Album Review: 'Carolina'
"I don't think Waylon done it that way/And if he was here he'd say 'Hoss, neither did Hank,' " sings Eric Church on "Lotta Boot Left to Fill," the centerpiece of his tradition-conscious yet forward-looking second album. The North Carolina native isn't merely echoing the doubts that Waylon Jennings raised about the state of country music in his 1975 hit, "Are You Sure Hank Done It This Way." He's choosing sides and, by implication, staking a claim for his own artistic bona fides.
Musically, Church's affinity with Jennings can be striking -- everything from the sinewy country-rock of "Lotta Boot" to his soulful crooning on the ballad "Where She Told Me to Go." The hooky "Without You Here" updates the twangy pop of Jennings's onetime employer, Buddy Holly.
But Church isn't content merely to do things Waylon's way. Produced by Jay Joyce, a veteran of the Nashville rock scene, his record is more inventive musically than most mainstream country releases. "You Make It Look So Easy," for example, opens with evocative strings that modulate back and forth between major and minor keys. Other tracks get a lift from up-to-the-minute drum programming while "Carolina," a nostalgic ballad, features atmospheric fretwork like that patented by U2 guitarist the Edge.
Full of references to beer, home cooking and NASCAR, the song's lyrics are less imaginative.

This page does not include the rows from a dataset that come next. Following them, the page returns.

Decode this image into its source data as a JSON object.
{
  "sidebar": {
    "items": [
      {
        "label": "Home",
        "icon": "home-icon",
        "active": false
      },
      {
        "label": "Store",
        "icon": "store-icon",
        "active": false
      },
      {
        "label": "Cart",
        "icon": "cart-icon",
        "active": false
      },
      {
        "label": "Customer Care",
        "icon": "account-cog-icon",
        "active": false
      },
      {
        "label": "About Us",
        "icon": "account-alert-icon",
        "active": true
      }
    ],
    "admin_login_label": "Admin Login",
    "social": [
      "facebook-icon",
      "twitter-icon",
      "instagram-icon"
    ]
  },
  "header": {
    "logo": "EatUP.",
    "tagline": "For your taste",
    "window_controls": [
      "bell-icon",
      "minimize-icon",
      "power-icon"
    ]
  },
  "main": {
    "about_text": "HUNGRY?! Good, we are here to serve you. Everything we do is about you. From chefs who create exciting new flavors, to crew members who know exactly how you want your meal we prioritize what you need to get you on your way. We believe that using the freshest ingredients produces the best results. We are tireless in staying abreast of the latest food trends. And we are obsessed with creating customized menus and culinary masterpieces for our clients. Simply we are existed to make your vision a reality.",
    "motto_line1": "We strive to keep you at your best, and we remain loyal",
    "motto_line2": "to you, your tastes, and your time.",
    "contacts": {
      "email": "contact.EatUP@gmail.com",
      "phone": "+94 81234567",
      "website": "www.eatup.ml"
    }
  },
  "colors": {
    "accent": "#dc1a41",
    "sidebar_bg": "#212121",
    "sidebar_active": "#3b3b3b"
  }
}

But on musical terms alone, Church's "Carolina" is a commercial country rarity: an album that sounds terrific from start to finish.
-- Bill Friskics-Warren
DOWNLOAD THESE: "Lotta Boot Left to Fill," "Without You Here," "Carolina"